#### TASK DETAILS:
Starting with the line that contains "Give me the" and ending with the last line of the entries, repeat exactly those lines and nothing else, pictures excluded.

╭──

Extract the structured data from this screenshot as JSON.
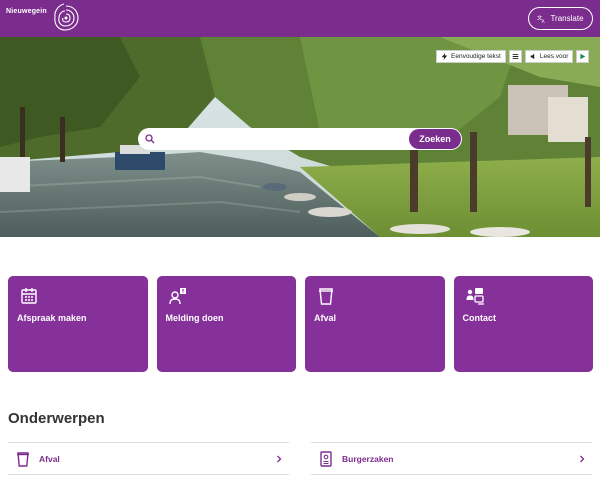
{
  "header": {
    "logo_text": "Nieuwegein",
    "translate_label": "Translate"
  },
  "hero": {
    "a11y": {
      "simple_text_label": "Eenvoudige tekst",
      "read_aloud_label": "Lees voor"
    },
    "search": {
      "placeholder": "",
      "button_label": "Zoeken"
    }
  },
  "tiles": [
    {
      "label": "Afspraak maken",
      "icon": "calendar-icon"
    },
    {
      "label": "Melding doen",
      "icon": "report-person-icon"
    },
    {
      "label": "Afval",
      "icon": "waste-bin-icon"
    },
    {
      "label": "Contact",
      "icon": "contact-chat-icon"
    }
  ],
  "topics": {
    "title": "Onderwerpen",
    "items": [
      {
        "label": "Afval",
        "icon": "waste-bin-icon"
      },
      {
        "label": "Burgerzaken",
        "icon": "document-icon"
      }
    ]
  },
  "colors": {
    "brand": "#7b2d8e",
    "tile": "#86309a"
  }
}
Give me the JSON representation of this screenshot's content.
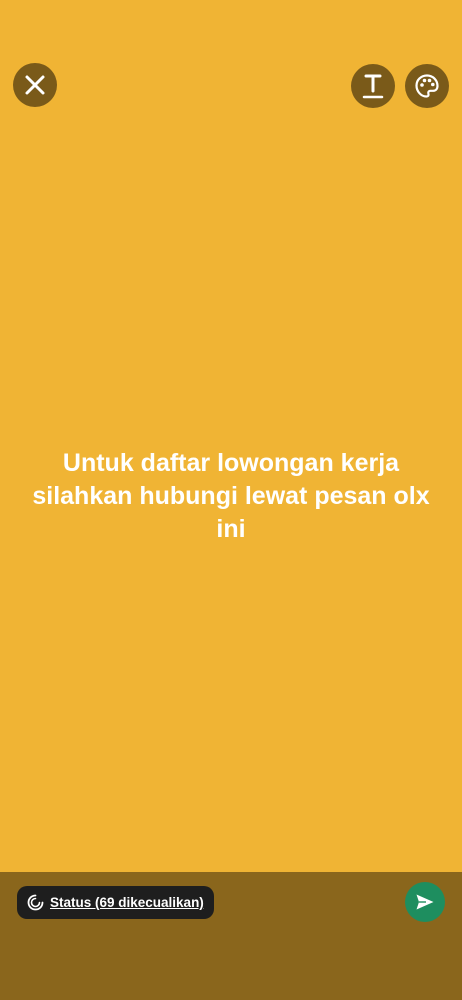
{
  "colors": {
    "background": "#F0B434",
    "button_bg": "#7A5A19",
    "icon": "#ffffff",
    "bottom_bar": "#8A661C",
    "chip_bg": "#1E1E1E",
    "send_bg": "#1E8E5F"
  },
  "toolbar": {
    "close_icon": "close-icon",
    "text_tool_icon": "text-tool-icon",
    "palette_icon": "palette-icon"
  },
  "status": {
    "text": "Untuk daftar lowongan kerja silahkan hubungi lewat pesan olx ini"
  },
  "footer": {
    "privacy_label": "Status (69 dikecualikan)",
    "privacy_icon": "status-ring-icon",
    "send_icon": "send-icon"
  }
}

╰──

#### SOLUTION FOR THIS EXERCISE:
Give me the JSON representation of this screenshot's content.
{
  "colors": {
    "background": "#F0B434",
    "button_bg": "#7A5A19",
    "icon": "#ffffff",
    "bottom_bar": "#8A661C",
    "chip_bg": "#1E1E1E",
    "send_bg": "#1E8E5F"
  },
  "toolbar": {
    "close_icon": "close-icon",
    "text_tool_icon": "text-tool-icon",
    "palette_icon": "palette-icon"
  },
  "status": {
    "text": "Untuk daftar lowongan kerja silahkan hubungi lewat pesan olx ini"
  },
  "footer": {
    "privacy_label": "Status (69 dikecualikan)",
    "privacy_icon": "status-ring-icon",
    "send_icon": "send-icon"
  }
}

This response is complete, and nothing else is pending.